** Material for this task follows **

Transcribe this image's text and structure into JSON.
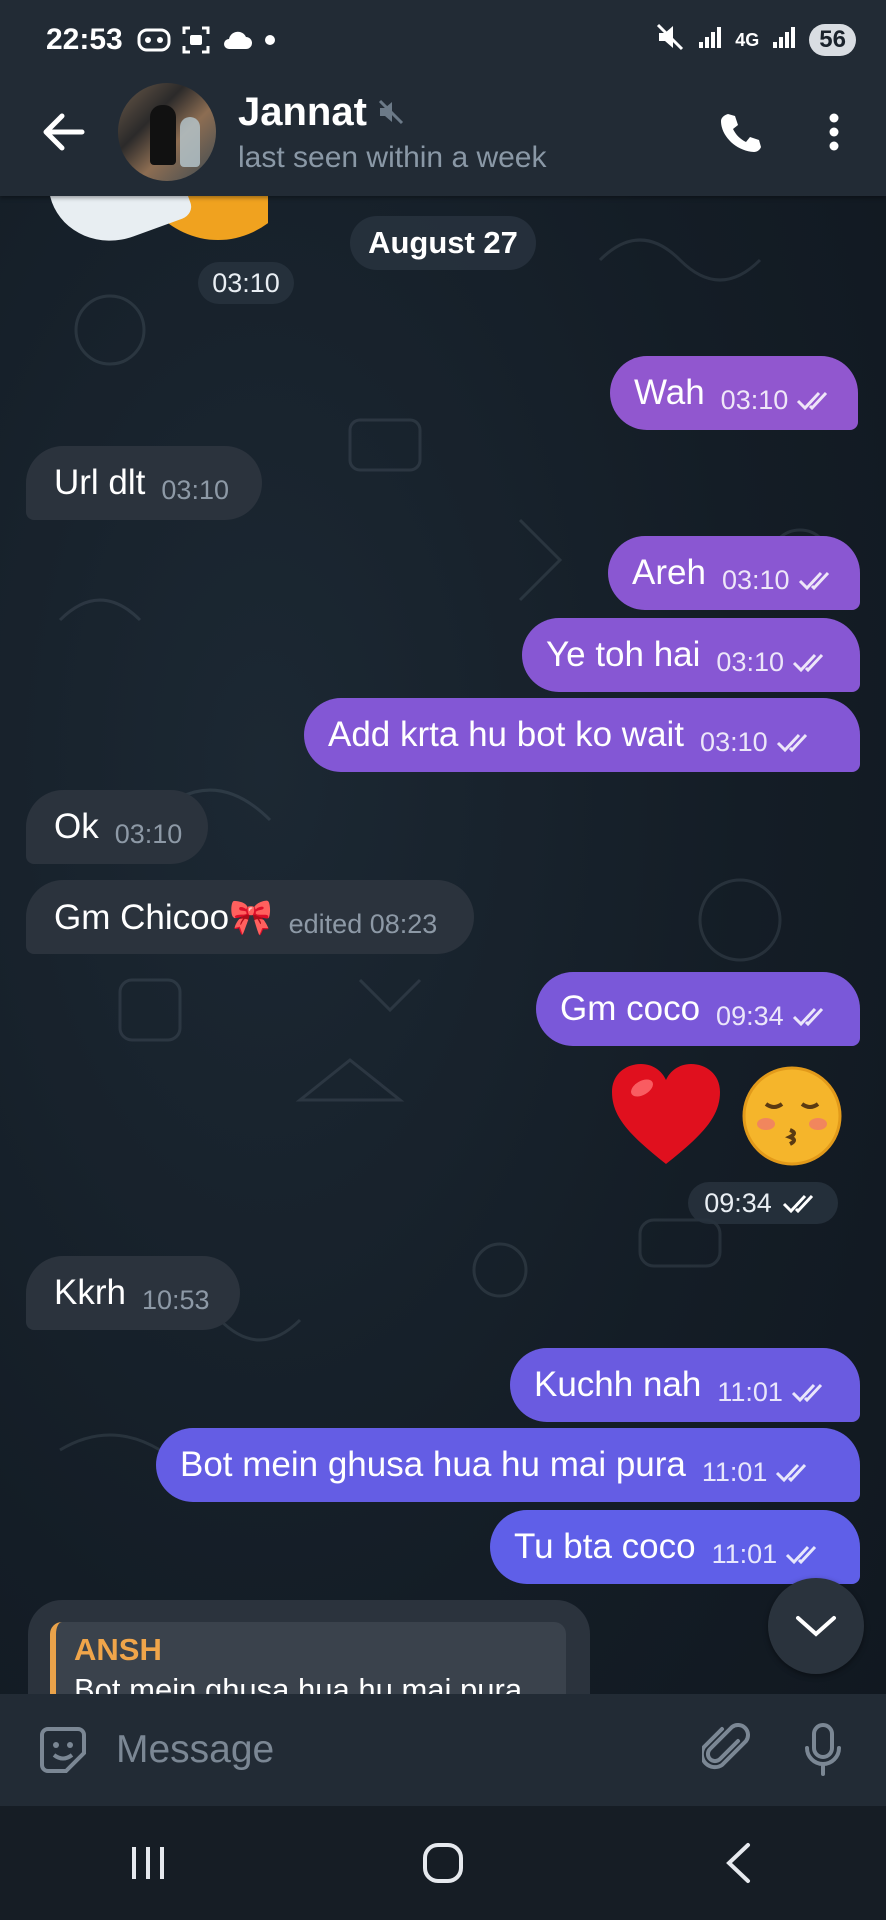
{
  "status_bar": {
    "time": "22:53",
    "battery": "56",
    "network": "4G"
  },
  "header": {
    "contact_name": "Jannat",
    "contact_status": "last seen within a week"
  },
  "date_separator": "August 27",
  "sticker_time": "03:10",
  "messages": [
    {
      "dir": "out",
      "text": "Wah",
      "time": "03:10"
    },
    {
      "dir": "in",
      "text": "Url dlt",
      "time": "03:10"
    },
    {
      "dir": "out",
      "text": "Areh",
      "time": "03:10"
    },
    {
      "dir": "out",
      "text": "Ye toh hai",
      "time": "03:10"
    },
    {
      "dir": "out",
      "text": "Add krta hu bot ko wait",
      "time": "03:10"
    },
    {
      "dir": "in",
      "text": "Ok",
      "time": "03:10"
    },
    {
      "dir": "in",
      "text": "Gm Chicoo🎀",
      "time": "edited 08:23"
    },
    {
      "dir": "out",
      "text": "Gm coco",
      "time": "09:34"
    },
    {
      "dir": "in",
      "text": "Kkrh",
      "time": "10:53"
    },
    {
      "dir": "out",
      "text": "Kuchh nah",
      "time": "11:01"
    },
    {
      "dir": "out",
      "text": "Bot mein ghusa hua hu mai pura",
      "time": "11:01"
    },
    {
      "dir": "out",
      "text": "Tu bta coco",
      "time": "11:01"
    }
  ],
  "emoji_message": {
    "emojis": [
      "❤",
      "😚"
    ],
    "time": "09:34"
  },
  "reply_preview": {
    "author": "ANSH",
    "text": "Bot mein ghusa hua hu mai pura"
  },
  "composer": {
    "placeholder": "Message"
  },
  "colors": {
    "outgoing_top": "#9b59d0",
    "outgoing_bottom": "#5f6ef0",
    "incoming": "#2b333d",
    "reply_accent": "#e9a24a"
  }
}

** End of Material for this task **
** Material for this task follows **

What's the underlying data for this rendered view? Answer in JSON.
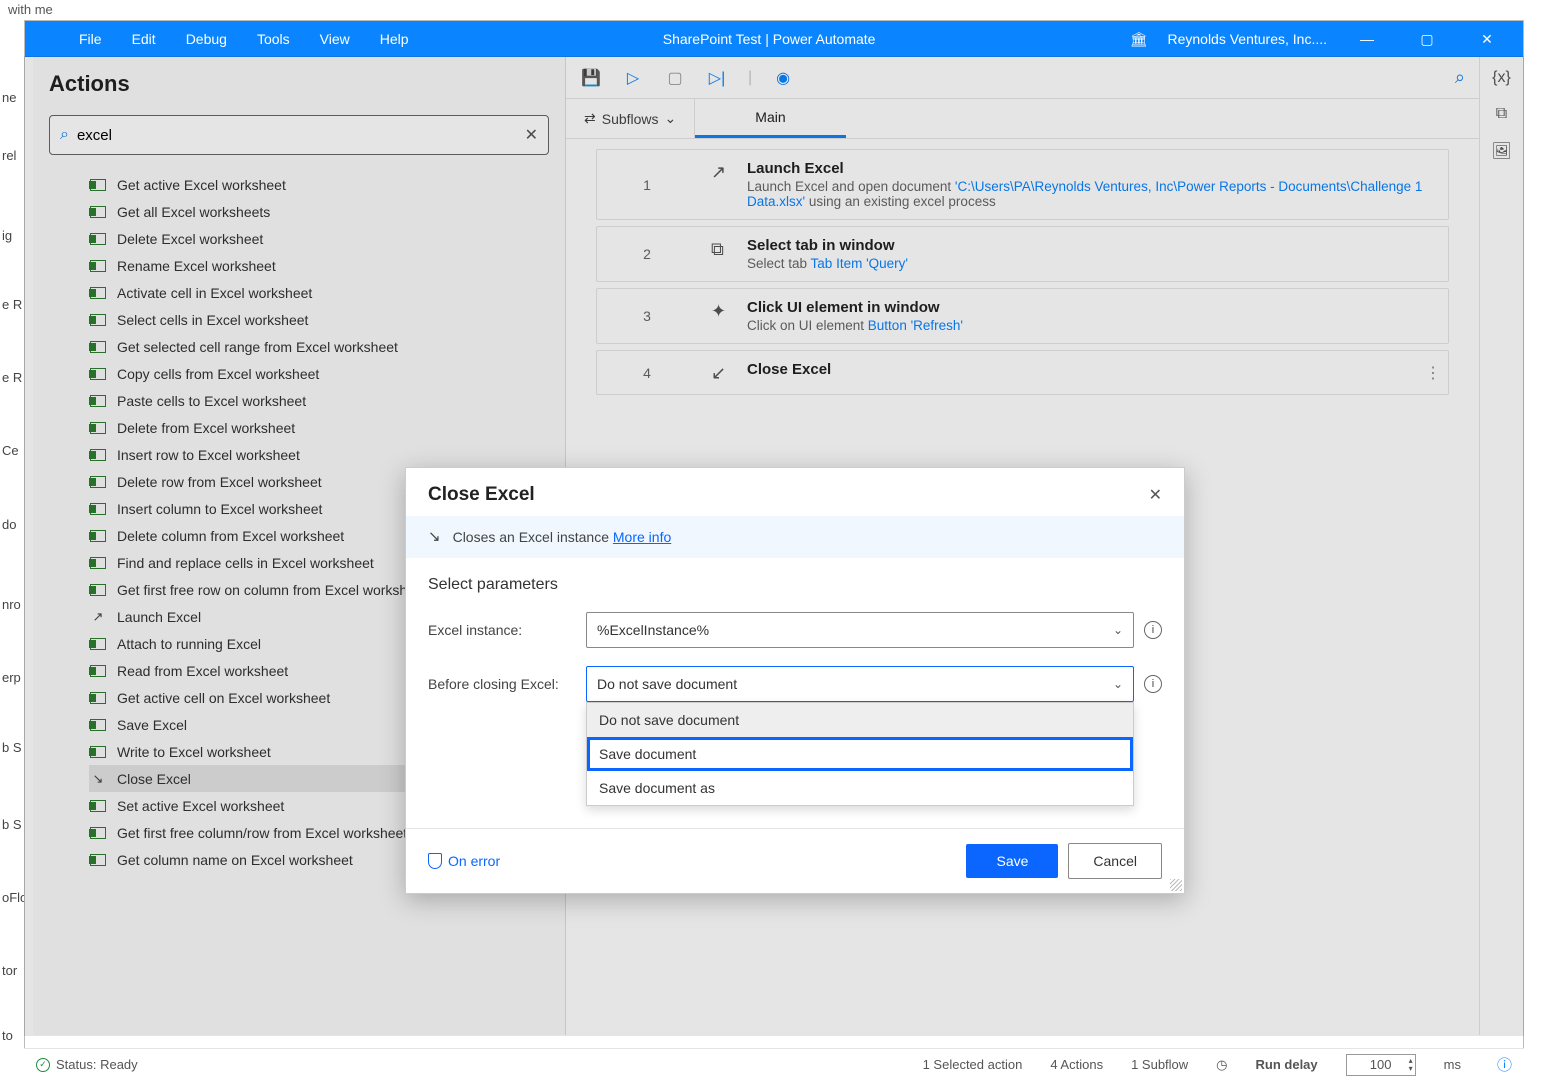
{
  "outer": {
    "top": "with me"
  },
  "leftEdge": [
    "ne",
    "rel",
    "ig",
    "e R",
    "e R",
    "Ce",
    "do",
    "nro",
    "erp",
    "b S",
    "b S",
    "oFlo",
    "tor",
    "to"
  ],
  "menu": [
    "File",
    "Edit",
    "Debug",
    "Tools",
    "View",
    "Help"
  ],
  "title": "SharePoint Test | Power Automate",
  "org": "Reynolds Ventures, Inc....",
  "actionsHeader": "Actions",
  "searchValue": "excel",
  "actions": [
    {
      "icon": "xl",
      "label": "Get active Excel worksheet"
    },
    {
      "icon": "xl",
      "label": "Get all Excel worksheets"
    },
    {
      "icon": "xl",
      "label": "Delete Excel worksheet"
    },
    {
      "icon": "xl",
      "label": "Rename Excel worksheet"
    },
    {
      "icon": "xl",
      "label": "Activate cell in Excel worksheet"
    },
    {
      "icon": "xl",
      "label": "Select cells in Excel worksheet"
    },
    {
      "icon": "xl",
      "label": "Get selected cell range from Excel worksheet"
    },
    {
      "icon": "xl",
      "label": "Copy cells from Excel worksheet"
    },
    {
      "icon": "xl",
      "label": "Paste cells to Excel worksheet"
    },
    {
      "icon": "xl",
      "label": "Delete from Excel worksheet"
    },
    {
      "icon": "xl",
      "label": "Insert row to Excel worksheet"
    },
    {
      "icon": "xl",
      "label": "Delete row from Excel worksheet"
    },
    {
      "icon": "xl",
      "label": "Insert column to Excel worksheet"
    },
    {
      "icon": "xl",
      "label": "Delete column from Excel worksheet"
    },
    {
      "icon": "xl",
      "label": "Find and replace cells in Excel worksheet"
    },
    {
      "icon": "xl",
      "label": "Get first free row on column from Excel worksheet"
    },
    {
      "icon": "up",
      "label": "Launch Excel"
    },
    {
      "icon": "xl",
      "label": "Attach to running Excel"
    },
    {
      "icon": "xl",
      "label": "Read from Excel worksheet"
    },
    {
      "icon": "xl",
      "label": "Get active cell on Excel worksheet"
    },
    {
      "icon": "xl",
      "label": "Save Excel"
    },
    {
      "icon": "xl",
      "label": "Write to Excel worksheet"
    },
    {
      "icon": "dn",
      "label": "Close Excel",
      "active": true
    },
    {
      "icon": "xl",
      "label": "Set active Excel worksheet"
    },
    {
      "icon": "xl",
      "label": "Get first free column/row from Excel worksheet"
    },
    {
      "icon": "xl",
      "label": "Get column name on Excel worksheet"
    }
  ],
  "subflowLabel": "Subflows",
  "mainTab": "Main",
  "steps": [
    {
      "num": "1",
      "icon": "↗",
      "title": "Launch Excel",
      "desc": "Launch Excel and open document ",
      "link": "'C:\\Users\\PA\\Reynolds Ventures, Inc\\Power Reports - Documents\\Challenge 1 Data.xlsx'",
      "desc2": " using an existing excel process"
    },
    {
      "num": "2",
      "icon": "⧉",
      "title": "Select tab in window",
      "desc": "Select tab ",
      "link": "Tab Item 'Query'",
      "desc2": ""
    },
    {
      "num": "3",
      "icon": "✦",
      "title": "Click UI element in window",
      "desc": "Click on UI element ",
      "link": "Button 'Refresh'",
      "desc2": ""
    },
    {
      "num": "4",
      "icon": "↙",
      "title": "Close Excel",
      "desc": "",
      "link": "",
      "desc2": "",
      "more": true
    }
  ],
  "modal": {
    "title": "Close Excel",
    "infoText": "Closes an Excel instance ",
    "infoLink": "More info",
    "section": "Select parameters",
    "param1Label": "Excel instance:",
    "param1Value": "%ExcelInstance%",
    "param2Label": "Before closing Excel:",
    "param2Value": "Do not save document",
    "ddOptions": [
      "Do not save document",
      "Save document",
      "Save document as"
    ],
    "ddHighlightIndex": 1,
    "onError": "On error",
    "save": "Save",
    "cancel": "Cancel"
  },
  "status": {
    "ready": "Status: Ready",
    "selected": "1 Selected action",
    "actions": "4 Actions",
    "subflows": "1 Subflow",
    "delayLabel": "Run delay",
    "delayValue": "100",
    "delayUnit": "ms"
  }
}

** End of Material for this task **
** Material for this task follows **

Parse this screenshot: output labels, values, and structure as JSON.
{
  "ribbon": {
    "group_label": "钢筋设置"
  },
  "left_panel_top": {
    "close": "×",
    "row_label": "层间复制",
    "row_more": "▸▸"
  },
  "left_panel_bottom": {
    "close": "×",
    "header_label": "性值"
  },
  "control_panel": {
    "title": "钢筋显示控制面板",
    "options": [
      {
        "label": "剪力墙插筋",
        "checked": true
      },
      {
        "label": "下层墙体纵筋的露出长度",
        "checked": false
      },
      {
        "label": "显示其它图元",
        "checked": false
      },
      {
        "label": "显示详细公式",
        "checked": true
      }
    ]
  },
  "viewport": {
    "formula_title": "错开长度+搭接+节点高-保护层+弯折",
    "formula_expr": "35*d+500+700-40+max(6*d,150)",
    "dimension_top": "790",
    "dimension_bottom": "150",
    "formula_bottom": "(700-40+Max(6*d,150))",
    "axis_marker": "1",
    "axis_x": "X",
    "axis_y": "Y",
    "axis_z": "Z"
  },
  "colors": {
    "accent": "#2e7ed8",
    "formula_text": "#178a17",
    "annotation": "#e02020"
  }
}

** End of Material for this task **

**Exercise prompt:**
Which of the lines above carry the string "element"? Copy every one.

**Written solution:**
      "title": "Click UI element in window",
      "desc": "Click on UI element ",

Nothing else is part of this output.